Records provided:
━━━━━━

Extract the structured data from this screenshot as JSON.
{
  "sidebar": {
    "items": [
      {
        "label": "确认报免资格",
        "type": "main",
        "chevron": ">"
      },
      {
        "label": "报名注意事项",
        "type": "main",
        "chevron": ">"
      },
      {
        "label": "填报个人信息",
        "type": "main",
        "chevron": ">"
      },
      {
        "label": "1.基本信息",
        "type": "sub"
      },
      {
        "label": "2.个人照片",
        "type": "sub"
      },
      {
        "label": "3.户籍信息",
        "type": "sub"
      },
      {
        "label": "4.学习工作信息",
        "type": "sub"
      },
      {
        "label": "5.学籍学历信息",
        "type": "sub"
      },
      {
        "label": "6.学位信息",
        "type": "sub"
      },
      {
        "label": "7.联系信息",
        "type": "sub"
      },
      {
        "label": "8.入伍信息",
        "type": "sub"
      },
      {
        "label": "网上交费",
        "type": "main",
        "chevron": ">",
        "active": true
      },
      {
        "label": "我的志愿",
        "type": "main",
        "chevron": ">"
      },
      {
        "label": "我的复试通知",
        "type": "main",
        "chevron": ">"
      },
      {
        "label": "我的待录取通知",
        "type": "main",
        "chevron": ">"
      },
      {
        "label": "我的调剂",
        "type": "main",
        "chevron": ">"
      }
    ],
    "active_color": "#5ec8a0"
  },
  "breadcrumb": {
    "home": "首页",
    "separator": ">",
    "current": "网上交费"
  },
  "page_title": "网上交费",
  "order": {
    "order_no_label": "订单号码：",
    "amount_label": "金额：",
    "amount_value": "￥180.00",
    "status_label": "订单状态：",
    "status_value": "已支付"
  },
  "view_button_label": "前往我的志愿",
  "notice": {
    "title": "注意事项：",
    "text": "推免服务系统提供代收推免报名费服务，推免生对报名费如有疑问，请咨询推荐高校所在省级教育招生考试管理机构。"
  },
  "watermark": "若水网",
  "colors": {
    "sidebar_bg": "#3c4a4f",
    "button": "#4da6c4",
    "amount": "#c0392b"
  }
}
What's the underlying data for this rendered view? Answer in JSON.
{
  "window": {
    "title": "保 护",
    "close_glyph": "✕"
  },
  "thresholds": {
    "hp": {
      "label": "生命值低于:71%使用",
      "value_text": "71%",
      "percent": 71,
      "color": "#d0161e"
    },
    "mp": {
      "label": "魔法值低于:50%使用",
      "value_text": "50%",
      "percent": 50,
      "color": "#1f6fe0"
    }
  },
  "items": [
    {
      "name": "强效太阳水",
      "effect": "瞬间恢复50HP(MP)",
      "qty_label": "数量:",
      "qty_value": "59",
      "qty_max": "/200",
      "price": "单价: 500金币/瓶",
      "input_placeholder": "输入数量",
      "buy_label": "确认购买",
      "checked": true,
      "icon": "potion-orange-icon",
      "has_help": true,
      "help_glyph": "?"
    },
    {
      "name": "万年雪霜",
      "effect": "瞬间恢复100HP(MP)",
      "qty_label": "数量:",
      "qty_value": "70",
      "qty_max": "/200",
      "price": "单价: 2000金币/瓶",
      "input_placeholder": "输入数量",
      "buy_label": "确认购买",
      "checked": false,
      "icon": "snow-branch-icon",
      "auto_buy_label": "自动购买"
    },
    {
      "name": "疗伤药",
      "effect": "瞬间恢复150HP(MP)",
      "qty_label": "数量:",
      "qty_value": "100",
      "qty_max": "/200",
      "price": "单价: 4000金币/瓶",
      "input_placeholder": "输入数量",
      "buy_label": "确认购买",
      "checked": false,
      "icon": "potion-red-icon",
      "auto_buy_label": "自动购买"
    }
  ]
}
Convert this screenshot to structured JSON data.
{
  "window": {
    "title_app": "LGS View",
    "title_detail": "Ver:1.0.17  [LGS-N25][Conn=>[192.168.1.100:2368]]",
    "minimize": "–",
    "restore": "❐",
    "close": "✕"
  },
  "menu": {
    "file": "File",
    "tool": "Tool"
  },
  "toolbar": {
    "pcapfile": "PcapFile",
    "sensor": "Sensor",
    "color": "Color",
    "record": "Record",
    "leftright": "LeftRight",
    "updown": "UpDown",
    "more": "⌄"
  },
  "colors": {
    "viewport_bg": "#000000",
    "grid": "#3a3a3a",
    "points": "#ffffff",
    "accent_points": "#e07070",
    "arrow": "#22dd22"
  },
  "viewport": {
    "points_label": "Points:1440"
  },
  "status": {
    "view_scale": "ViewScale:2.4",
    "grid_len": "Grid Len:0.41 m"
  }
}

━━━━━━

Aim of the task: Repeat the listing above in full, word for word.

Result of this task:
Extract the structured data from this screenshot as JSON.
{
  "sidebar": {
    "items": [
      {
        "label": "确认报免资格",
        "type": "main",
        "chevron": ">"
      },
      {
        "label": "报名注意事项",
        "type": "main",
        "chevron": ">"
      },
      {
        "label": "填报个人信息",
        "type": "main",
        "chevron": ">"
      },
      {
        "label": "1.基本信息",
        "type": "sub"
      },
      {
        "label": "2.个人照片",
        "type": "sub"
      },
      {
        "label": "3.户籍信息",
        "type": "sub"
      },
      {
        "label": "4.学习工作信息",
        "type": "sub"
      },
      {
        "label": "5.学籍学历信息",
        "type": "sub"
      },
      {
        "label": "6.学位信息",
        "type": "sub"
      },
      {
        "label": "7.联系信息",
        "type": "sub"
      },
      {
        "label": "8.入伍信息",
        "type": "sub"
      },
      {
        "label": "网上交费",
        "type": "main",
        "chevron": ">",
        "active": true
      },
      {
        "label": "我的志愿",
        "type": "main",
        "chevron": ">"
      },
      {
        "label": "我的复试通知",
        "type": "main",
        "chevron": ">"
      },
      {
        "label": "我的待录取通知",
        "type": "main",
        "chevron": ">"
      },
      {
        "label": "我的调剂",
        "type": "main",
        "chevron": ">"
      }
    ],
    "active_color": "#5ec8a0"
  },
  "breadcrumb": {
    "home": "首页",
    "separator": ">",
    "current": "网上交费"
  },
  "page_title": "网上交费",
  "order": {
    "order_no_label": "订单号码：",
    "amount_label": "金额：",
    "amount_value": "￥180.00",
    "status_label": "订单状态：",
    "status_value": "已支付"
  },
  "view_button_label": "前往我的志愿",
  "notice": {
    "title": "注意事项：",
    "text": "推免服务系统提供代收推免报名费服务，推免生对报名费如有疑问，请咨询推荐高校所在省级教育招生考试管理机构。"
  },
  "watermark": "若水网",
  "colors": {
    "sidebar_bg": "#3c4a4f",
    "button": "#4da6c4",
    "amount": "#c0392b"
  }
}
What's the underlying data for this rendered view? Answer in JSON.
{
  "window": {
    "title": "保 护",
    "close_glyph": "✕"
  },
  "thresholds": {
    "hp": {
      "label": "生命值低于:71%使用",
      "value_text": "71%",
      "percent": 71,
      "color": "#d0161e"
    },
    "mp": {
      "label": "魔法值低于:50%使用",
      "value_text": "50%",
      "percent": 50,
      "color": "#1f6fe0"
    }
  },
  "items": [
    {
      "name": "强效太阳水",
      "effect": "瞬间恢复50HP(MP)",
      "qty_label": "数量:",
      "qty_value": "59",
      "qty_max": "/200",
      "price": "单价: 500金币/瓶",
      "input_placeholder": "输入数量",
      "buy_label": "确认购买",
      "checked": true,
      "icon": "potion-orange-icon",
      "has_help": true,
      "help_glyph": "?"
    },
    {
      "name": "万年雪霜",
      "effect": "瞬间恢复100HP(MP)",
      "qty_label": "数量:",
      "qty_value": "70",
      "qty_max": "/200",
      "price": "单价: 2000金币/瓶",
      "input_placeholder": "输入数量",
      "buy_label": "确认购买",
      "checked": false,
      "icon": "snow-branch-icon",
      "auto_buy_label": "自动购买"
    },
    {
      "name": "疗伤药",
      "effect": "瞬间恢复150HP(MP)",
      "qty_label": "数量:",
      "qty_value": "100",
      "qty_max": "/200",
      "price": "单价: 4000金币/瓶",
      "input_placeholder": "输入数量",
      "buy_label": "确认购买",
      "checked": false,
      "icon": "potion-red-icon",
      "auto_buy_label": "自动购买"
    }
  ]
}
Convert this screenshot to structured JSON data.
{
  "window": {
    "title_app": "LGS View",
    "title_detail": "Ver:1.0.17  [LGS-N25][Conn=>[192.168.1.100:2368]]",
    "minimize": "–",
    "restore": "❐",
    "close": "✕"
  },
  "menu": {
    "file": "File",
    "tool": "Tool"
  },
  "toolbar": {
    "pcapfile": "PcapFile",
    "sensor": "Sensor",
    "color": "Color",
    "record": "Record",
    "leftright": "LeftRight",
    "updown": "UpDown",
    "more": "⌄"
  },
  "colors": {
    "viewport_bg": "#000000",
    "grid": "#3a3a3a",
    "points": "#ffffff",
    "accent_points": "#e07070",
    "arrow": "#22dd22"
  },
  "viewport": {
    "points_label": "Points:1440"
  },
  "status": {
    "view_scale": "ViewScale:2.4",
    "grid_len": "Grid Len:0.41 m"
  }
}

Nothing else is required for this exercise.